:: Input data ::
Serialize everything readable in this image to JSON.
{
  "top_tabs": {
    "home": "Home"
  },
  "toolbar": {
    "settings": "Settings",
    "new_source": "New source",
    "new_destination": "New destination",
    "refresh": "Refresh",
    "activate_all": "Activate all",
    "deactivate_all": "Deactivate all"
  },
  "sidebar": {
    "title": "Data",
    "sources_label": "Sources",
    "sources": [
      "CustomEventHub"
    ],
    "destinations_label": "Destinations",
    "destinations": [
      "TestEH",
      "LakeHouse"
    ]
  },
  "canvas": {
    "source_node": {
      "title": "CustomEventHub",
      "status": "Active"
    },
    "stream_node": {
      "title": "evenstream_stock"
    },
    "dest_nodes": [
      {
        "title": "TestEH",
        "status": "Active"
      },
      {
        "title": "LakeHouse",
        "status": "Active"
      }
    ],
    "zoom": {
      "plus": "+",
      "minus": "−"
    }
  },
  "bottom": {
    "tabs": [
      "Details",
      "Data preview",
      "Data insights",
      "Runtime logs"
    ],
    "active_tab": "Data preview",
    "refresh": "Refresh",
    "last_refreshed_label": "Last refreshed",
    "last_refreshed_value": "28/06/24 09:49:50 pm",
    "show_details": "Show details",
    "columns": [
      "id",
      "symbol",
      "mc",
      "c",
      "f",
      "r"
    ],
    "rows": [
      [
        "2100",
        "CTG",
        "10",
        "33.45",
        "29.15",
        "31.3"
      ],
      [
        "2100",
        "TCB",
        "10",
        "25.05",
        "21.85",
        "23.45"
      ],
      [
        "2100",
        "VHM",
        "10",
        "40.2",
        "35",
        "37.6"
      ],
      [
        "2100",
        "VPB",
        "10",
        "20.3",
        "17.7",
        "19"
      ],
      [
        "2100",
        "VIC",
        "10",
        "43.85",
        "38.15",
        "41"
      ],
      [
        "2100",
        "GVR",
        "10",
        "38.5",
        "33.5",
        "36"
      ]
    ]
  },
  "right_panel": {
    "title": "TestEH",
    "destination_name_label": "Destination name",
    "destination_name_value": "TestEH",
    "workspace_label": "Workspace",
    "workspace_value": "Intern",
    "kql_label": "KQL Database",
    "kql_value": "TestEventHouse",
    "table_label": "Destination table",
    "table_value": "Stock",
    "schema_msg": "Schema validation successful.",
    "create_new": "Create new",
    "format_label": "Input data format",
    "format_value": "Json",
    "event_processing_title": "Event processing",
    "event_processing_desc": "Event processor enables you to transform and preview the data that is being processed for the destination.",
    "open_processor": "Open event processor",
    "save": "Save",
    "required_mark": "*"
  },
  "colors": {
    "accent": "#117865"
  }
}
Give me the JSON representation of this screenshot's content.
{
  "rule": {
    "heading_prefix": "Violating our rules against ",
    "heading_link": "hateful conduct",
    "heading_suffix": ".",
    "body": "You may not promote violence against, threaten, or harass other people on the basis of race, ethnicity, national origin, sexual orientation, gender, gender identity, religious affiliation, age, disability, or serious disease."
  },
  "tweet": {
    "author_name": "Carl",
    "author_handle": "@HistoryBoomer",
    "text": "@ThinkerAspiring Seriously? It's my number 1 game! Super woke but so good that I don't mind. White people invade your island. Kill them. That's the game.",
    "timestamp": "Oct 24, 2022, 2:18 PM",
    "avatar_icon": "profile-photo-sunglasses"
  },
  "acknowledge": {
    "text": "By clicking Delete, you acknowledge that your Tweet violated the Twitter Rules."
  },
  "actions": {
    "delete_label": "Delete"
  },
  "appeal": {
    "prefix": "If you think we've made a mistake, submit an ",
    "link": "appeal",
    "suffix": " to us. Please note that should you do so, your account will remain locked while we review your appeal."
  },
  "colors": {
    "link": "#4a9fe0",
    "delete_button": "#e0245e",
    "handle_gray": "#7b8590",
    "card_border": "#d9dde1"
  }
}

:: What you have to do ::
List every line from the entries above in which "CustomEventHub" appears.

:: Solution for this problem ::
      "CustomEventHub"
      "title": "CustomEventHub",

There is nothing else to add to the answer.